Would you copy each line of the data below that has "Coordinate"?

(Dataset rows describing interfaces)
BEGIN

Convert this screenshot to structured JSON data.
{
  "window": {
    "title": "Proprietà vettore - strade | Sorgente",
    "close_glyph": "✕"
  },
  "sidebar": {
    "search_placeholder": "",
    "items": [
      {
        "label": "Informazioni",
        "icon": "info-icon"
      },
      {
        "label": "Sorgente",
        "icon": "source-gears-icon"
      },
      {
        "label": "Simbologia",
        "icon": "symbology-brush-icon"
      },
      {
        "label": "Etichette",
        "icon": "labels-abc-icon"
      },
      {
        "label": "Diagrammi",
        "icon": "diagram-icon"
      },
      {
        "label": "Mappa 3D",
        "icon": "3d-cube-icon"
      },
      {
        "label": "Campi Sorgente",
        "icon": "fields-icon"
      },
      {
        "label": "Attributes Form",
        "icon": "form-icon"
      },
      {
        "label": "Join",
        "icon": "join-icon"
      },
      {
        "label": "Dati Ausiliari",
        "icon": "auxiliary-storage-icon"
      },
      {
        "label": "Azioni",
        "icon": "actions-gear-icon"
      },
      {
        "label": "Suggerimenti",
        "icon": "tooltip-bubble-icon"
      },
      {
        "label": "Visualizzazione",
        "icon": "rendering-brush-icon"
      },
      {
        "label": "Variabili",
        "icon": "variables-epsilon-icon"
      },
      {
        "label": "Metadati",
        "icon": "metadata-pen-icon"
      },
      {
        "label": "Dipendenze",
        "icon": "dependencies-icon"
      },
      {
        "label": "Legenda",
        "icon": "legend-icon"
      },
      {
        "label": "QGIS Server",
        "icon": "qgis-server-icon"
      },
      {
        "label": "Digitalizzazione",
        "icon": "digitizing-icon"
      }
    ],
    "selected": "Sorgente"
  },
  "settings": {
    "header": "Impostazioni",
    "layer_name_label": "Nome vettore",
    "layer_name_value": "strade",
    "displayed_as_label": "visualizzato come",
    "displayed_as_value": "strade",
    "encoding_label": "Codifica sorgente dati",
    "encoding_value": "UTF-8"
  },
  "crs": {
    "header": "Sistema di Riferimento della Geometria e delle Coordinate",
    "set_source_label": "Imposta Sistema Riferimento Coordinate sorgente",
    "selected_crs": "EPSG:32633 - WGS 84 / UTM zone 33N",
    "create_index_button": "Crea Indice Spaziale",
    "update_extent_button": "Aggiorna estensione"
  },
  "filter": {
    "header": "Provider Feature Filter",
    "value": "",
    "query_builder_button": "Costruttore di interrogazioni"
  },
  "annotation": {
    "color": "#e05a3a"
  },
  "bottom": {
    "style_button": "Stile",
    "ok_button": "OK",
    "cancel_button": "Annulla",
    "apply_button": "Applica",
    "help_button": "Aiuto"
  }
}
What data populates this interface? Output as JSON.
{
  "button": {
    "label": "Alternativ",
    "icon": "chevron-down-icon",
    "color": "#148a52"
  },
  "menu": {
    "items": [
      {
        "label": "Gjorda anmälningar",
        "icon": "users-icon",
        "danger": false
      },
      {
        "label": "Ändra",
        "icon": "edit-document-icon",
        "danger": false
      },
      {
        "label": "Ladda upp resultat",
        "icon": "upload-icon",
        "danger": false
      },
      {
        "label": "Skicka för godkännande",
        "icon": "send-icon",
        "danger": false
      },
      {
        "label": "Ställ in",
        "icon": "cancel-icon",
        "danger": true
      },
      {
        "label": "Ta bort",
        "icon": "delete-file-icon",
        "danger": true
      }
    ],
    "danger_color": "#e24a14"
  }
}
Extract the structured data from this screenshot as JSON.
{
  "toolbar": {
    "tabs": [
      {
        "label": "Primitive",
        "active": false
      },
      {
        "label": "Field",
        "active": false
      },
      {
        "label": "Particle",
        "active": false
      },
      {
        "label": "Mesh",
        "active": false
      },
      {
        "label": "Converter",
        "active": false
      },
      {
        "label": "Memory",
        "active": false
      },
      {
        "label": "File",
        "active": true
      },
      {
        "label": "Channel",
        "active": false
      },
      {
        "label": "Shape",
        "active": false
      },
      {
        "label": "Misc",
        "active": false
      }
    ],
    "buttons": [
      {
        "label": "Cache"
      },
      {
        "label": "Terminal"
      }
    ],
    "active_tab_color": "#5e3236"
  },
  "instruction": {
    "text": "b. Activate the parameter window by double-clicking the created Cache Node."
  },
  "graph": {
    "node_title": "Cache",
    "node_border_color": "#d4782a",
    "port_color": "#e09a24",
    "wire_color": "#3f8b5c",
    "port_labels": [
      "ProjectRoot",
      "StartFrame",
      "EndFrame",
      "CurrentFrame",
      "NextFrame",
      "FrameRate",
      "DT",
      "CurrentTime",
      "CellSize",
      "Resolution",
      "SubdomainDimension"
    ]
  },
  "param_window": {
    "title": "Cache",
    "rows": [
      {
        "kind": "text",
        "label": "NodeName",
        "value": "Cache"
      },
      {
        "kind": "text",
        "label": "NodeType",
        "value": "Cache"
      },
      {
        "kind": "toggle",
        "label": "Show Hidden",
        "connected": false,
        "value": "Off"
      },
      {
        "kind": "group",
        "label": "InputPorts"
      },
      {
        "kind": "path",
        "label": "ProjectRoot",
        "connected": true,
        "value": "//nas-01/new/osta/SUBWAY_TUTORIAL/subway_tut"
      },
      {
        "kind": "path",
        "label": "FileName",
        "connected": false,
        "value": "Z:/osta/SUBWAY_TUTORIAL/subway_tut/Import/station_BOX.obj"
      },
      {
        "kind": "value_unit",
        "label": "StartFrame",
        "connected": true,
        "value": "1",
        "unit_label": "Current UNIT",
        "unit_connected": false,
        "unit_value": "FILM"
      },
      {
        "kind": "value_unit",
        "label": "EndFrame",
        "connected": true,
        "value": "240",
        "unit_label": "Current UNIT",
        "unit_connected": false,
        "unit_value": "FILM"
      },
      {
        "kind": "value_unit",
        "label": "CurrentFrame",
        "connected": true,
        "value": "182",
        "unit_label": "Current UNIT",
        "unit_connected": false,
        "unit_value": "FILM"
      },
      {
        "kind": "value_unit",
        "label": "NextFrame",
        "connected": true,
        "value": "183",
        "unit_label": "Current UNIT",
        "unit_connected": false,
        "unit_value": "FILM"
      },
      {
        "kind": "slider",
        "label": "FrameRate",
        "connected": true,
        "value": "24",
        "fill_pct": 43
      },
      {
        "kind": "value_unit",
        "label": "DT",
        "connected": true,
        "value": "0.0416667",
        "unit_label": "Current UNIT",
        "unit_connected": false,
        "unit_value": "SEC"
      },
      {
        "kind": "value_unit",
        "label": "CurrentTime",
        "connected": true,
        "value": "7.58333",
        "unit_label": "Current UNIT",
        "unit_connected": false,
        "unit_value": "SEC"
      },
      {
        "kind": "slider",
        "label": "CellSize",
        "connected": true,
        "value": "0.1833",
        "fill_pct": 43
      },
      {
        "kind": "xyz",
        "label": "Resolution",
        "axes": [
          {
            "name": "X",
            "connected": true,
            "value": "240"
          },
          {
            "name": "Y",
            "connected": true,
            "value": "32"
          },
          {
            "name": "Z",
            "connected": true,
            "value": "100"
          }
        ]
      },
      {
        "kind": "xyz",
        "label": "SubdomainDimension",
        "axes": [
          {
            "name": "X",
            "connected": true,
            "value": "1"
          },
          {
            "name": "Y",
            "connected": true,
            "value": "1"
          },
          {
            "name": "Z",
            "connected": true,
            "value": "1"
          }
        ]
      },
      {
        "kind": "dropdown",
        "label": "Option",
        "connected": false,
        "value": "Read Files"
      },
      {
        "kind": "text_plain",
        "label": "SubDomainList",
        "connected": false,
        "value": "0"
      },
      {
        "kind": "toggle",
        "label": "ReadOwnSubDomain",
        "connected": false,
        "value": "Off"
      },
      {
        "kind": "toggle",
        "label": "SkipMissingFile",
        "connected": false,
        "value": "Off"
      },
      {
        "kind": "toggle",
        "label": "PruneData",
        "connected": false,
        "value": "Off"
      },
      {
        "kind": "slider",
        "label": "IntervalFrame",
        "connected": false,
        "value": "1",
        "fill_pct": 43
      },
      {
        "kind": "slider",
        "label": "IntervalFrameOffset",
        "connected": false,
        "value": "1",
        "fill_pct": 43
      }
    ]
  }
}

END

Task answer:
    "header": "Sistema di Riferimento della Geometria e delle Coordinate",
    "set_source_label": "Imposta Sistema Riferimento Coordinate sorgente",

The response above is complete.